Exercise material |
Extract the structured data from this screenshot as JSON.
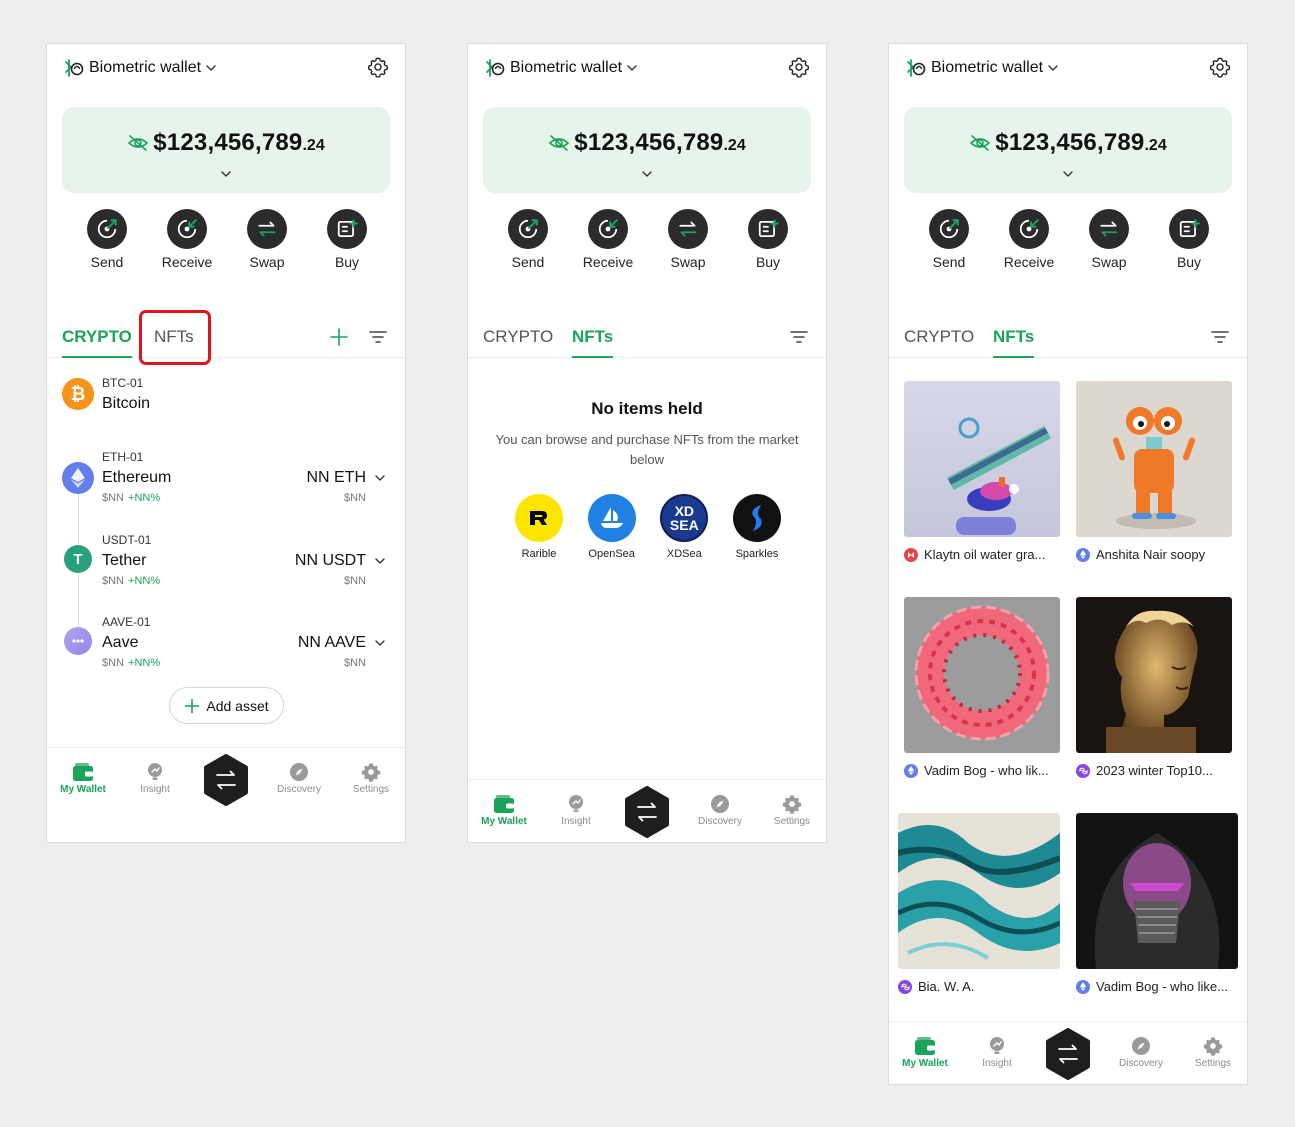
{
  "wallet_name": "Biometric wallet",
  "balance": {
    "main": "$123,456,789",
    "cents": ".24"
  },
  "actions": [
    {
      "label": "Send",
      "icon": "send-icon"
    },
    {
      "label": "Receive",
      "icon": "receive-icon"
    },
    {
      "label": "Swap",
      "icon": "swap-icon"
    },
    {
      "label": "Buy",
      "icon": "buy-icon"
    }
  ],
  "tabs": {
    "crypto": "CRYPTO",
    "nfts": "NFTs"
  },
  "assets": [
    {
      "code": "BTC-01",
      "name": "Bitcoin",
      "color": "#f7931a"
    },
    {
      "code": "ETH-01",
      "name": "Ethereum",
      "fiat": "$NN",
      "change": "+NN%",
      "amount": "NN ETH",
      "amount_fiat": "$NN",
      "color": "#627eea"
    },
    {
      "code": "USDT-01",
      "name": "Tether",
      "fiat": "$NN",
      "change": "+NN%",
      "amount": "NN USDT",
      "amount_fiat": "$NN",
      "color": "#26a17b"
    },
    {
      "code": "AAVE-01",
      "name": "Aave",
      "fiat": "$NN",
      "change": "+NN%",
      "amount": "NN AAVE",
      "amount_fiat": "$NN",
      "color": "#b6509e"
    }
  ],
  "add_asset": "Add asset",
  "nav": {
    "wallet": "My Wallet",
    "insight": "Insight",
    "discovery": "Discovery",
    "settings": "Settings"
  },
  "empty": {
    "title": "No items held",
    "desc": "You can browse and purchase NFTs from the market below"
  },
  "markets": [
    {
      "label": "Rarible"
    },
    {
      "label": "OpenSea"
    },
    {
      "label": "XDSea",
      "logo_text_top": "XD",
      "logo_text_bottom": "SEA"
    },
    {
      "label": "Sparkles"
    }
  ],
  "nfts": [
    {
      "caption": "Klaytn oil water gra...",
      "chain": "klaytn"
    },
    {
      "caption": "Anshita Nair soopy",
      "chain": "ethereum"
    },
    {
      "caption": "Vadim Bog - who lik...",
      "chain": "ethereum"
    },
    {
      "caption": "2023 winter Top10...",
      "chain": "polygon"
    },
    {
      "caption": "Bia. W. A.",
      "chain": "polygon"
    },
    {
      "caption": "Vadim Bog - who like...",
      "chain": "ethereum"
    }
  ],
  "colors": {
    "accent": "#1ca35a",
    "dark": "#2b2b2b",
    "balance_bg": "#e6f4ec",
    "highlight": "#e0141b"
  }
}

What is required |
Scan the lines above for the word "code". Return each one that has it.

Your solution |
      "code": "BTC-01",
      "code": "ETH-01",
      "code": "USDT-01",
      "code": "AAVE-01",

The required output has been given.